MATERIAL PROVIDED:
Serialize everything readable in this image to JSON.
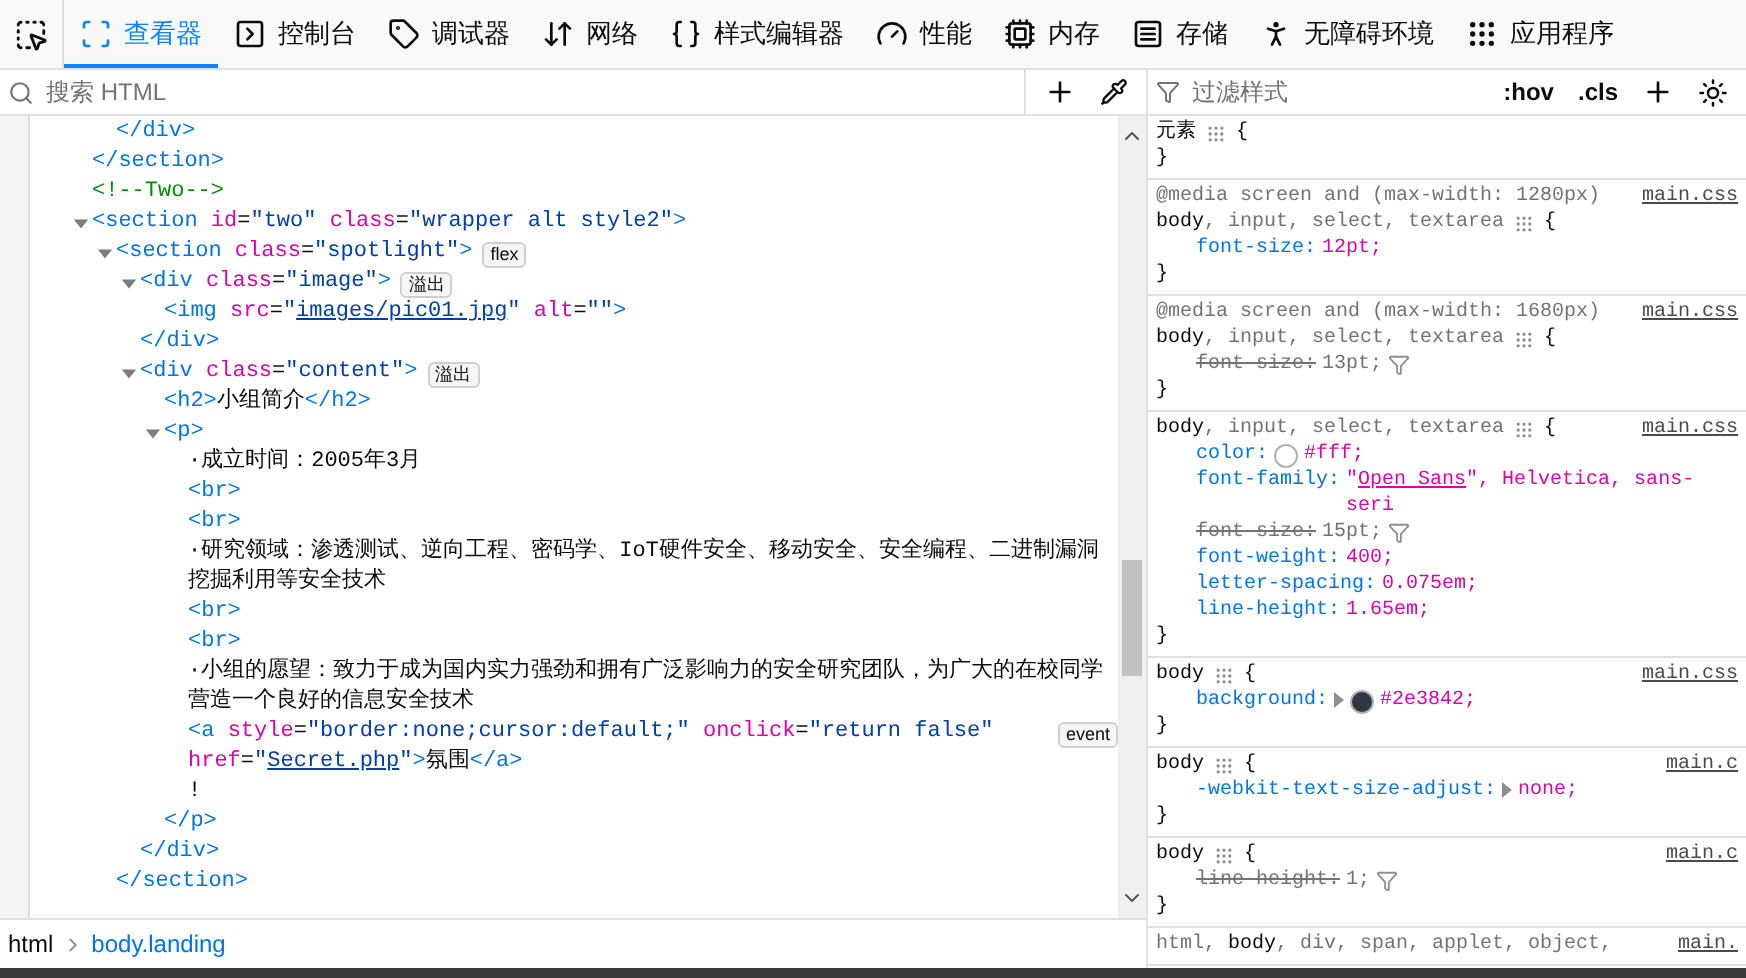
{
  "toolbar": {
    "tabs": [
      {
        "kind": "inspector",
        "label": "查看器",
        "selected": true
      },
      {
        "kind": "console",
        "label": "控制台",
        "selected": false
      },
      {
        "kind": "debugger",
        "label": "调试器",
        "selected": false
      },
      {
        "kind": "network",
        "label": "网络",
        "selected": false
      },
      {
        "kind": "style",
        "label": "样式编辑器",
        "selected": false
      },
      {
        "kind": "performance",
        "label": "性能",
        "selected": false
      },
      {
        "kind": "memory",
        "label": "内存",
        "selected": false
      },
      {
        "kind": "storage",
        "label": "存储",
        "selected": false
      },
      {
        "kind": "accessibility",
        "label": "无障碍环境",
        "selected": false
      },
      {
        "kind": "application",
        "label": "应用程序",
        "selected": false
      }
    ]
  },
  "markup": {
    "search": {
      "placeholder": "搜索 HTML"
    },
    "nodes": [
      {
        "children": [
          {
            "line": [
              {
                "kind": "tag",
                "text": "</div>"
              }
            ]
          }
        ],
        "close": [
          {
            "kind": "tag",
            "text": "</section>"
          }
        ]
      },
      {
        "line": [
          {
            "kind": "comment",
            "text": "<!--Two-->"
          }
        ]
      },
      {
        "expanded": true,
        "line": [
          {
            "kind": "tag",
            "text": "<section "
          },
          {
            "kind": "attr",
            "text": "id"
          },
          {
            "kind": "punct",
            "text": "="
          },
          {
            "kind": "value",
            "text": "\"two\" "
          },
          {
            "kind": "attr",
            "text": "class"
          },
          {
            "kind": "punct",
            "text": "="
          },
          {
            "kind": "value",
            "text": "\"wrapper alt style2\""
          },
          {
            "kind": "tag",
            "text": ">"
          }
        ],
        "children": [
          {
            "expanded": true,
            "line": [
              {
                "kind": "tag",
                "text": "<section "
              },
              {
                "kind": "attr",
                "text": "class"
              },
              {
                "kind": "punct",
                "text": "="
              },
              {
                "kind": "value",
                "text": "\"spotlight\""
              },
              {
                "kind": "tag",
                "text": ">"
              }
            ],
            "badge": "flex",
            "children": [
              {
                "expanded": true,
                "line": [
                  {
                    "kind": "tag",
                    "text": "<div "
                  },
                  {
                    "kind": "attr",
                    "text": "class"
                  },
                  {
                    "kind": "punct",
                    "text": "="
                  },
                  {
                    "kind": "value",
                    "text": "\"image\""
                  },
                  {
                    "kind": "tag",
                    "text": ">"
                  }
                ],
                "badge": "溢出",
                "children": [
                  {
                    "line": [
                      {
                        "kind": "tag",
                        "text": "<img "
                      },
                      {
                        "kind": "attr",
                        "text": "src"
                      },
                      {
                        "kind": "punct",
                        "text": "="
                      },
                      {
                        "kind": "value",
                        "text": "\""
                      },
                      {
                        "kind": "link",
                        "text": "images/pic01.jpg"
                      },
                      {
                        "kind": "value",
                        "text": "\" "
                      },
                      {
                        "kind": "attr",
                        "text": "alt"
                      },
                      {
                        "kind": "punct",
                        "text": "="
                      },
                      {
                        "kind": "value",
                        "text": "\"\""
                      },
                      {
                        "kind": "tag",
                        "text": ">"
                      }
                    ]
                  }
                ],
                "close": [
                  {
                    "kind": "tag",
                    "text": "</div>"
                  }
                ]
              },
              {
                "expanded": true,
                "line": [
                  {
                    "kind": "tag",
                    "text": "<div "
                  },
                  {
                    "kind": "attr",
                    "text": "class"
                  },
                  {
                    "kind": "punct",
                    "text": "="
                  },
                  {
                    "kind": "value",
                    "text": "\"content\""
                  },
                  {
                    "kind": "tag",
                    "text": ">"
                  }
                ],
                "badge": "溢出",
                "children": [
                  {
                    "line": [
                      {
                        "kind": "tag",
                        "text": "<h2>"
                      },
                      {
                        "kind": "text",
                        "text": "小组简介"
                      },
                      {
                        "kind": "tag",
                        "text": "</h2>"
                      }
                    ]
                  },
                  {
                    "expanded": true,
                    "line": [
                      {
                        "kind": "tag",
                        "text": "<p>"
                      }
                    ],
                    "children": [
                      {
                        "line": [
                          {
                            "kind": "text",
                            "text": "·成立时间：2005年3月"
                          }
                        ]
                      },
                      {
                        "line": [
                          {
                            "kind": "tag",
                            "text": "<br>"
                          }
                        ]
                      },
                      {
                        "line": [
                          {
                            "kind": "tag",
                            "text": "<br>"
                          }
                        ]
                      },
                      {
                        "line": [
                          {
                            "kind": "text",
                            "text": "·研究领域：渗透测试、逆向工程、密码学、IoT硬件安全、移动安全、安全编程、二进制漏洞挖掘利用等安全技术"
                          }
                        ]
                      },
                      {
                        "line": [
                          {
                            "kind": "tag",
                            "text": "<br>"
                          }
                        ]
                      },
                      {
                        "line": [
                          {
                            "kind": "tag",
                            "text": "<br>"
                          }
                        ]
                      },
                      {
                        "line": [
                          {
                            "kind": "text",
                            "text": "·小组的愿望：致力于成为国内实力强劲和拥有广泛影响力的安全研究团队，为广大的在校同学营造一个良好的信息安全技术"
                          }
                        ]
                      },
                      {
                        "line": [
                          {
                            "kind": "tag",
                            "text": "<a "
                          },
                          {
                            "kind": "attr",
                            "text": "style"
                          },
                          {
                            "kind": "punct",
                            "text": "="
                          },
                          {
                            "kind": "value",
                            "text": "\"border:none;cursor:default;\" "
                          },
                          {
                            "kind": "attr",
                            "text": "onclick"
                          },
                          {
                            "kind": "punct",
                            "text": "="
                          },
                          {
                            "kind": "value",
                            "text": "\"return false\" "
                          },
                          {
                            "kind": "attr",
                            "text": "href"
                          },
                          {
                            "kind": "punct",
                            "text": "="
                          },
                          {
                            "kind": "value",
                            "text": "\""
                          },
                          {
                            "kind": "link",
                            "text": "Secret.php"
                          },
                          {
                            "kind": "value",
                            "text": "\""
                          },
                          {
                            "kind": "tag",
                            "text": ">"
                          },
                          {
                            "kind": "text",
                            "text": "氛围"
                          },
                          {
                            "kind": "tag",
                            "text": "</a>"
                          }
                        ],
                        "badge": "event"
                      },
                      {
                        "line": [
                          {
                            "kind": "text",
                            "text": "!"
                          }
                        ]
                      }
                    ],
                    "close": [
                      {
                        "kind": "tag",
                        "text": "</p>"
                      }
                    ]
                  }
                ],
                "close": [
                  {
                    "kind": "tag",
                    "text": "</div>"
                  }
                ]
              }
            ],
            "close": [
              {
                "kind": "tag",
                "text": "</section>"
              }
            ]
          }
        ]
      }
    ],
    "breadcrumbs": [
      {
        "label": "html",
        "selected": false
      },
      {
        "label": "body.landing",
        "selected": true
      }
    ]
  },
  "rules_panel": {
    "filter": {
      "placeholder": "过滤样式"
    },
    "buttons": [
      ":hov",
      ".cls"
    ],
    "rules": [
      {
        "selector": [
          {
            "text": "元素",
            "matched": true
          }
        ],
        "open": "{",
        "close": "}"
      },
      {
        "media": "@media screen and (max-width: 1280px)",
        "source": "main.css",
        "selector": [
          {
            "text": "body",
            "matched": true
          },
          {
            "text": ", input, select, textarea",
            "matched": false
          }
        ],
        "open": "{",
        "close": "}",
        "declarations": [
          {
            "property": "font-size:",
            "value": [
              {
                "text": "12pt;"
              }
            ],
            "overridden": false
          }
        ]
      },
      {
        "media": "@media screen and (max-width: 1680px)",
        "source": "main.css",
        "selector": [
          {
            "text": "body",
            "matched": true
          },
          {
            "text": ", input, select, textarea",
            "matched": false
          }
        ],
        "open": "{",
        "close": "}",
        "declarations": [
          {
            "property": "font-size:",
            "value": [
              {
                "text": "13pt;"
              }
            ],
            "overridden": true
          }
        ]
      },
      {
        "source": "main.css",
        "selector": [
          {
            "text": "body",
            "matched": true
          },
          {
            "text": ", input, select, textarea",
            "matched": false
          }
        ],
        "open": "{",
        "close": "}",
        "declarations": [
          {
            "property": "color:",
            "color": "#ffffff",
            "value": [
              {
                "text": "#fff;"
              }
            ],
            "overridden": false
          },
          {
            "property": "font-family:",
            "value": [
              {
                "text": "\""
              },
              {
                "text": "Open Sans",
                "link": true
              },
              {
                "text": "\", Helvetica, sans-seri"
              }
            ],
            "overridden": false
          },
          {
            "property": "font-size:",
            "value": [
              {
                "text": "15pt;"
              }
            ],
            "overridden": true
          },
          {
            "property": "font-weight:",
            "value": [
              {
                "text": "400;"
              }
            ],
            "overridden": false
          },
          {
            "property": "letter-spacing:",
            "value": [
              {
                "text": "0.075em;"
              }
            ],
            "overridden": false
          },
          {
            "property": "line-height:",
            "value": [
              {
                "text": "1.65em;"
              }
            ],
            "overridden": false
          }
        ]
      },
      {
        "source": "main.css",
        "selector": [
          {
            "text": "body",
            "matched": true
          }
        ],
        "open": "{",
        "close": "}",
        "declarations": [
          {
            "property": "background:",
            "expander": true,
            "color": "#2e3842",
            "value": [
              {
                "text": "#2e3842;"
              }
            ],
            "overridden": false
          }
        ]
      },
      {
        "source": "main.c",
        "selector": [
          {
            "text": "body",
            "matched": true
          }
        ],
        "open": "{",
        "close": "}",
        "declarations": [
          {
            "property": "-webkit-text-size-adjust:",
            "expander": true,
            "value": [
              {
                "text": "none;"
              }
            ],
            "overridden": false
          }
        ]
      },
      {
        "source": "main.c",
        "selector": [
          {
            "text": "body",
            "matched": true
          }
        ],
        "open": "{",
        "close": "}",
        "declarations": [
          {
            "property": "line-height:",
            "value": [
              {
                "text": "1;"
              }
            ],
            "overridden": true
          }
        ]
      },
      {
        "source": "main.",
        "selector": [
          {
            "text": "html, ",
            "matched": false
          },
          {
            "text": "body",
            "matched": true
          },
          {
            "text": ", div, span, applet, object,",
            "matched": false
          }
        ]
      }
    ]
  }
}
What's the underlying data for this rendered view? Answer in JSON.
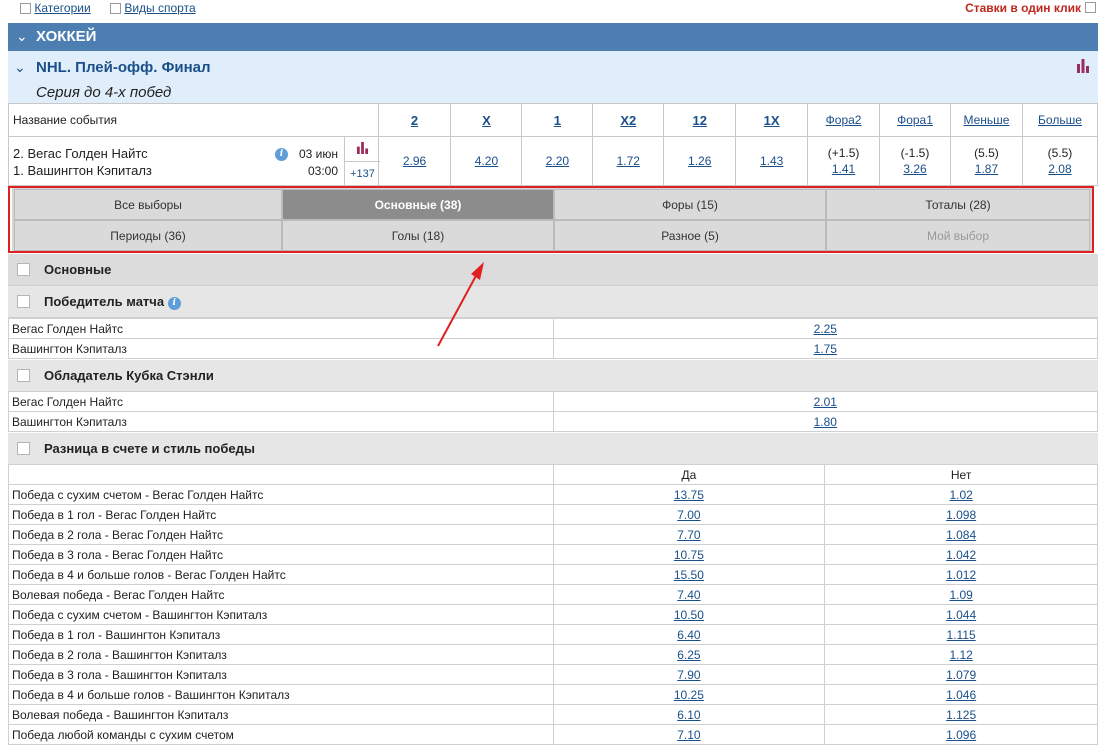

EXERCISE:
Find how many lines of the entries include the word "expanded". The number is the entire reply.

EXERCISE RESPONSE:
5